Disc Three – Wine, Women & War Parts 1 & 2 [Syndicated Version of TV Pilot 2]; The solid Gold Kidnapping Parts 1 & 2 [Syndicated Version of TV Pilot 3]
Disc Four – TV Goes Bionic: The Origins of The Six Million Dollar Man; The Bionic Age of TV: The success of The Six Million Dollar Man; Top Secret: OSI, NASA and Bionics; The Reunion Movies: Life After The Series; Getting to Know Lee Majors and Steve Austin; Getting to Know Lindsay Wagner and Jaime Sommers; Getting to Know Richard Anderson and Oscar Goldman; Getting to Know Dr. Rudy Wells.
Disc Five – The Pop Culture Effect; Bionic Action… Figures; The Stunts of The Bionic Age; OSI Mission Debriefing: Lee Majors
Grade: The Six Million Dollar Man [TV Movie of the Week #1] – A
Grade: Wine, Women & War [TV Movie of the Week #2] – B-
Grade: Solid Gold Kidnapping – B-
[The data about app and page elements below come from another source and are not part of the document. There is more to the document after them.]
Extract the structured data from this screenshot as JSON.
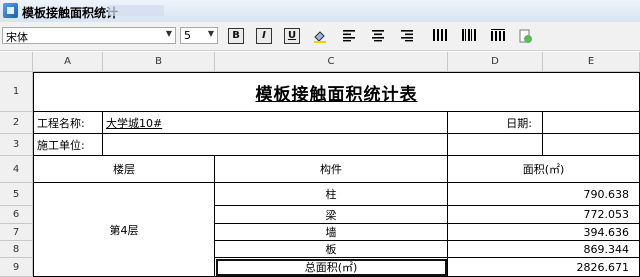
{
  "window": {
    "title": "模板接触面积统计"
  },
  "toolbar": {
    "font_name": "宋体",
    "font_size": "5",
    "buttons": [
      {
        "name": "bold-button",
        "label": "B"
      },
      {
        "name": "italic-button",
        "label": "I"
      },
      {
        "name": "underline-button",
        "label": "U"
      }
    ]
  },
  "columns": [
    "A",
    "B",
    "C",
    "D",
    "E"
  ],
  "rows": [
    "1",
    "2",
    "3",
    "4",
    "5",
    "6",
    "7",
    "8",
    "9"
  ],
  "sheet": {
    "title": "模板接触面积统计表",
    "project_label": "工程名称:",
    "project_value": "大学城10#",
    "date_label": "日期:",
    "unit_label": "施工单位:",
    "header_floor": "楼层",
    "header_component": "构件",
    "header_area": "面积(㎡)",
    "floor_value": "第4层",
    "items": [
      {
        "component": "柱",
        "area": "790.638"
      },
      {
        "component": "梁",
        "area": "772.053"
      },
      {
        "component": "墙",
        "area": "394.636"
      },
      {
        "component": "板",
        "area": "869.344"
      }
    ],
    "total_label": "总面积(㎡)",
    "total_value": "2826.671"
  }
}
Grade: The Six Million Dollar Man: The Complete Series – B
Grade: The Return of the Six Million Dollar Man and The Bionic Woman – B
Grade: Bionic Showdown: The Six Million Dollar Man and The Bionic Woman – B+
Grade: Bionic Ever After?: The Six Million Dollar Man and The Bionic Woman – B+
Final Grade: A-